### Aim of the exercise
Using the entries that follow, count the lines containing the word "true" and give that number by itself.

### Data provided
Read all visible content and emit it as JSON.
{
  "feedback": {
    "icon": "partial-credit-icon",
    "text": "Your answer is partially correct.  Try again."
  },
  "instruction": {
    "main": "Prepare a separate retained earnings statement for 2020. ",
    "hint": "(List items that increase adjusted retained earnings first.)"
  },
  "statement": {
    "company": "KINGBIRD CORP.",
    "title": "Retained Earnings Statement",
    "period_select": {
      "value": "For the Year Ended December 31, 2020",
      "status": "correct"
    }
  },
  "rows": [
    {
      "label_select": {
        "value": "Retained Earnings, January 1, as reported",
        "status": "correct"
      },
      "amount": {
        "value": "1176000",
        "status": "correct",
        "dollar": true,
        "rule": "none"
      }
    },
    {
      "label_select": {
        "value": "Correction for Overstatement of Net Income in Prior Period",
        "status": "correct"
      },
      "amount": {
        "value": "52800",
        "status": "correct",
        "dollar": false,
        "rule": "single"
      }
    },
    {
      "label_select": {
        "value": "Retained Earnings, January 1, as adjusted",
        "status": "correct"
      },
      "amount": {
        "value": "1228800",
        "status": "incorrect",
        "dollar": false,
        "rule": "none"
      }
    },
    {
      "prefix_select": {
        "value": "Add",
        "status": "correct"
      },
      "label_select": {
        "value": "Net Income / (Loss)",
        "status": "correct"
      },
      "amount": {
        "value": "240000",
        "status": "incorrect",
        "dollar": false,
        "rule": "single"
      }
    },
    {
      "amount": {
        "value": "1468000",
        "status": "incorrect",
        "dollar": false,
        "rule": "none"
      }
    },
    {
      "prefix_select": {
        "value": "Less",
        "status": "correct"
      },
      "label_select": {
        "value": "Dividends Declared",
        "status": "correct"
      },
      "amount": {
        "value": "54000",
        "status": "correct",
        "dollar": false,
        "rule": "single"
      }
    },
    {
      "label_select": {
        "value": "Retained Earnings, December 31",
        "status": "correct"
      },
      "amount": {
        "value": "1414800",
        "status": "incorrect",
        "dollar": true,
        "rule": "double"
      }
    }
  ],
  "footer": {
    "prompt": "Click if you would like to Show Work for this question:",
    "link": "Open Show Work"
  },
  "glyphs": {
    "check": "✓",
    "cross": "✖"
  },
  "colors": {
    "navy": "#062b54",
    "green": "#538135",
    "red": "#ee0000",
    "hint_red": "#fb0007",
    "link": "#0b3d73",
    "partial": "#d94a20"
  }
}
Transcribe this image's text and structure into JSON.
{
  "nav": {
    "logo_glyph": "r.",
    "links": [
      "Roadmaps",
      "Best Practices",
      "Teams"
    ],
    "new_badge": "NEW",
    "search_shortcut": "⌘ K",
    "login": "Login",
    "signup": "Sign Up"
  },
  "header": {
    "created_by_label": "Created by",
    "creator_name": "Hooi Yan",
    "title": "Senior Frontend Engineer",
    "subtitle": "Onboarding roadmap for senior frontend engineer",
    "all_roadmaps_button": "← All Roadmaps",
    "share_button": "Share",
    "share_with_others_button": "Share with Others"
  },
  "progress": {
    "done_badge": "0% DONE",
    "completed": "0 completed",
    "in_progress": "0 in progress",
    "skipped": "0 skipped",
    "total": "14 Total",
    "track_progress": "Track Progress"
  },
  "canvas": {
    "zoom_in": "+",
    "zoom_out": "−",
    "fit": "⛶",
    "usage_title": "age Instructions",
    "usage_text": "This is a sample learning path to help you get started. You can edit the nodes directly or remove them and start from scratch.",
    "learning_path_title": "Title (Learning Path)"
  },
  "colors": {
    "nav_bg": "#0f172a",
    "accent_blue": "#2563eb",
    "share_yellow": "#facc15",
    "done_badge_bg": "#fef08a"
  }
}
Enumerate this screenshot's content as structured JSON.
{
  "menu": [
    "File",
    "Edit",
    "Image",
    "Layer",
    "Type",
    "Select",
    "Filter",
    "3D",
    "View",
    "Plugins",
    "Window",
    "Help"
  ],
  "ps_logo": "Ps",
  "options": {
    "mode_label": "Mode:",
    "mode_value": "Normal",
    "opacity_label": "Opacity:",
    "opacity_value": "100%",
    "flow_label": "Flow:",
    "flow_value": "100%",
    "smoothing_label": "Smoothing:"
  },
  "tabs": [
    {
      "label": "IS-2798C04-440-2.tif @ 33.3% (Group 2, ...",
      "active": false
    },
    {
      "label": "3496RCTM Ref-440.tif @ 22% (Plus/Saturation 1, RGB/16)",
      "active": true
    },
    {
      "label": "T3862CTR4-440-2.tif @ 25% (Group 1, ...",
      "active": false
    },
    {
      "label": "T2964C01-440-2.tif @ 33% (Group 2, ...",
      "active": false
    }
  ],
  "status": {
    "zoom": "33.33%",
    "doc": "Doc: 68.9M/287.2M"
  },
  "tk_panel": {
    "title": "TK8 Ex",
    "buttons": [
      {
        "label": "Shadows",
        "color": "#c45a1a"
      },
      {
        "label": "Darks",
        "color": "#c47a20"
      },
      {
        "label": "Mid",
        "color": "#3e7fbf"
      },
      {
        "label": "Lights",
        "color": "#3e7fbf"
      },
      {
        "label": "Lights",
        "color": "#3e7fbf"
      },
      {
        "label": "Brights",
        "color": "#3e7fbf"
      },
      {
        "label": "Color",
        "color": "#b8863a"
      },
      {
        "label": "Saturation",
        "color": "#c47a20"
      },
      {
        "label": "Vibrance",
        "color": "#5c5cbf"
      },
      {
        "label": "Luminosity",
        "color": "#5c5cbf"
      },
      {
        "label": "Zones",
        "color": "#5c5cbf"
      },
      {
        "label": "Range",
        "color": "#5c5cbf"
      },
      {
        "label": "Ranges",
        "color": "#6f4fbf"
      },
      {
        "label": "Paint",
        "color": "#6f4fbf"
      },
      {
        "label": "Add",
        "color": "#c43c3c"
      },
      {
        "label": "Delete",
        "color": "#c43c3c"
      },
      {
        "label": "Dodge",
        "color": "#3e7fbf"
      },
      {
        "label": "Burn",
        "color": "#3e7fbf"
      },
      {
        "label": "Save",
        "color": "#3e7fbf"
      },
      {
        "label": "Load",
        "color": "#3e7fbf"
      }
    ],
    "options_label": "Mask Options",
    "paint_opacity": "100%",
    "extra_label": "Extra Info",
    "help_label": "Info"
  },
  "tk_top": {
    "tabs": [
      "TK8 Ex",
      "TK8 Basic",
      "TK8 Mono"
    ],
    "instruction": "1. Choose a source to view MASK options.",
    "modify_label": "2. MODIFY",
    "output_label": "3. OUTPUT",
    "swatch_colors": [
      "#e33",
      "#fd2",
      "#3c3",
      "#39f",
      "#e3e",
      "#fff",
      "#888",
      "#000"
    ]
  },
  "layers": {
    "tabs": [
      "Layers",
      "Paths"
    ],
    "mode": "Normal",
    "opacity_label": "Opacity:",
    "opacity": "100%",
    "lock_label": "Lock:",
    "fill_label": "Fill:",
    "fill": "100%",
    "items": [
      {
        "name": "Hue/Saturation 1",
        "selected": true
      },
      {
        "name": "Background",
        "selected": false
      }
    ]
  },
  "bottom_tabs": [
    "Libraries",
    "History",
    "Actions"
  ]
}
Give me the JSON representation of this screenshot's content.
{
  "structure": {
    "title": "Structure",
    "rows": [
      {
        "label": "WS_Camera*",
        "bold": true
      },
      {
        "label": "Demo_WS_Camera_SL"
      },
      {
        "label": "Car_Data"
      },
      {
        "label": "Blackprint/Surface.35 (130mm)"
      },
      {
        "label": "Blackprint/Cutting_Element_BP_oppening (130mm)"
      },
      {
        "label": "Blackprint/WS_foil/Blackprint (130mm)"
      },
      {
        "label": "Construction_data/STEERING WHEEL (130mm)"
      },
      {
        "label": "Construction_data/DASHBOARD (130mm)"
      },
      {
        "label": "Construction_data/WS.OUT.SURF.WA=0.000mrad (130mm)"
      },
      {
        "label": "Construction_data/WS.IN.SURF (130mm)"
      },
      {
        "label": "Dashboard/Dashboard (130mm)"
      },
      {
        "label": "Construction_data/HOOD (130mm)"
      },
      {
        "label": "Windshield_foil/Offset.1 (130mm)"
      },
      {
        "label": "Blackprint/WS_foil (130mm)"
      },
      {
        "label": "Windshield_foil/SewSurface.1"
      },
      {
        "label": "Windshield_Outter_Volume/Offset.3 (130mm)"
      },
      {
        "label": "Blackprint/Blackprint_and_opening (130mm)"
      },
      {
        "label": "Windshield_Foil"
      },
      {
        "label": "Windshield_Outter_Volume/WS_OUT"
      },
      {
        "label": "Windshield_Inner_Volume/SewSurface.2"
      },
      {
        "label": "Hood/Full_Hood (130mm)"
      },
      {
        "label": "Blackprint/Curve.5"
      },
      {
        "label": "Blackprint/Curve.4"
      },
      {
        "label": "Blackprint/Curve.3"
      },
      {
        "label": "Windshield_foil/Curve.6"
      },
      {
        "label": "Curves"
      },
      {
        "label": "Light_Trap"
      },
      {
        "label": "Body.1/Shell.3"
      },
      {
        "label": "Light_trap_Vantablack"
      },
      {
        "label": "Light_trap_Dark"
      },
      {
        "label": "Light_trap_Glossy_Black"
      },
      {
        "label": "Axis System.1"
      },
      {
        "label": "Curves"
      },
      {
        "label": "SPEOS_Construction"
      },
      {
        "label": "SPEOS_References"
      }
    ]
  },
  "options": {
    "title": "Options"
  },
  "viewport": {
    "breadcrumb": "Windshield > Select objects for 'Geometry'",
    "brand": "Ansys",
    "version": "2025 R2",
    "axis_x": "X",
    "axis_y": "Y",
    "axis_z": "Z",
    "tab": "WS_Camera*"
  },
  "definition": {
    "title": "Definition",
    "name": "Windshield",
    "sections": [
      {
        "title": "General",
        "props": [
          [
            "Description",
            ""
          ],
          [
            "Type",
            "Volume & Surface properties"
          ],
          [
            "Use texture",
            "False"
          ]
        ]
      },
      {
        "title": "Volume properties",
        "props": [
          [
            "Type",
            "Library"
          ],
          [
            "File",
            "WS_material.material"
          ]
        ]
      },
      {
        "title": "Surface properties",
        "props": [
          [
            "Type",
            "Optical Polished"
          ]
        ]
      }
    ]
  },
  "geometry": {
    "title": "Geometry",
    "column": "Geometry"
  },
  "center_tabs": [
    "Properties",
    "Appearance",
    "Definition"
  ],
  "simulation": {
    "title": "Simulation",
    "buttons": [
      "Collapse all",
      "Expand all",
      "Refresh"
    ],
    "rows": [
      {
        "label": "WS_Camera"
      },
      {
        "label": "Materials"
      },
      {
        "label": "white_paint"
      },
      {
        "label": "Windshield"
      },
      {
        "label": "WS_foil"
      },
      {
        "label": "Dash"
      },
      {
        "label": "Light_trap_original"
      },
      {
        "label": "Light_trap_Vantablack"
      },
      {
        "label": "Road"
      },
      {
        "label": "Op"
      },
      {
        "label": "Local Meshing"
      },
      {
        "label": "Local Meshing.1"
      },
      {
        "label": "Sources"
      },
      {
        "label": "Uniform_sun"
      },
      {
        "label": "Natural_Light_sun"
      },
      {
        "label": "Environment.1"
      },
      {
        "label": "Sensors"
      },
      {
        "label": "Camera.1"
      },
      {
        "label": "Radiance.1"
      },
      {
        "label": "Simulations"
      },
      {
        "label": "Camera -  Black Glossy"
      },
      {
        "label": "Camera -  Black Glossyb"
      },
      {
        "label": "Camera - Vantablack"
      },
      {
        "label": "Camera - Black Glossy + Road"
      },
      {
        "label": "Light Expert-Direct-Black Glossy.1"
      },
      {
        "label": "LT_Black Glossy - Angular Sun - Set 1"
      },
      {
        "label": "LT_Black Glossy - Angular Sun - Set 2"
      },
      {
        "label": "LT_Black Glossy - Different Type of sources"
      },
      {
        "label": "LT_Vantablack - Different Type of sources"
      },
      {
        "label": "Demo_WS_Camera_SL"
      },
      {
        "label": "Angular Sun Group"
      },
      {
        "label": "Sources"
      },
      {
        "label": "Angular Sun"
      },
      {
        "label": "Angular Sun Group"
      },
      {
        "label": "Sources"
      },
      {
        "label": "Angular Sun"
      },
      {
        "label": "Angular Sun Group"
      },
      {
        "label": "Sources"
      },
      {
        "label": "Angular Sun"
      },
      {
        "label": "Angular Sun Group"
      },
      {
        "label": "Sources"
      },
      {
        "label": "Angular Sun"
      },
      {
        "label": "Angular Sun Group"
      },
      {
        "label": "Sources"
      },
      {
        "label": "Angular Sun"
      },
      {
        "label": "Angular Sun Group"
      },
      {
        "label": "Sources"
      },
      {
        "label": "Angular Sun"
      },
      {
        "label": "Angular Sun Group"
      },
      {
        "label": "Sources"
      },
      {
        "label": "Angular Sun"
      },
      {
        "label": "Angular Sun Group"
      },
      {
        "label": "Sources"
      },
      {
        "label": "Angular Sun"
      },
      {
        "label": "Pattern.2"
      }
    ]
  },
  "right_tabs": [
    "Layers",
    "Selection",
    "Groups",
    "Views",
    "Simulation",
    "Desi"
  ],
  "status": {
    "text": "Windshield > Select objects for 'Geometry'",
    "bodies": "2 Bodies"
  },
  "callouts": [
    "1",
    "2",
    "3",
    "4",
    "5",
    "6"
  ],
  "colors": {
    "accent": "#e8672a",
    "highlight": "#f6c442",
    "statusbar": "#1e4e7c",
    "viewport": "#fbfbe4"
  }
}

### Answer section
5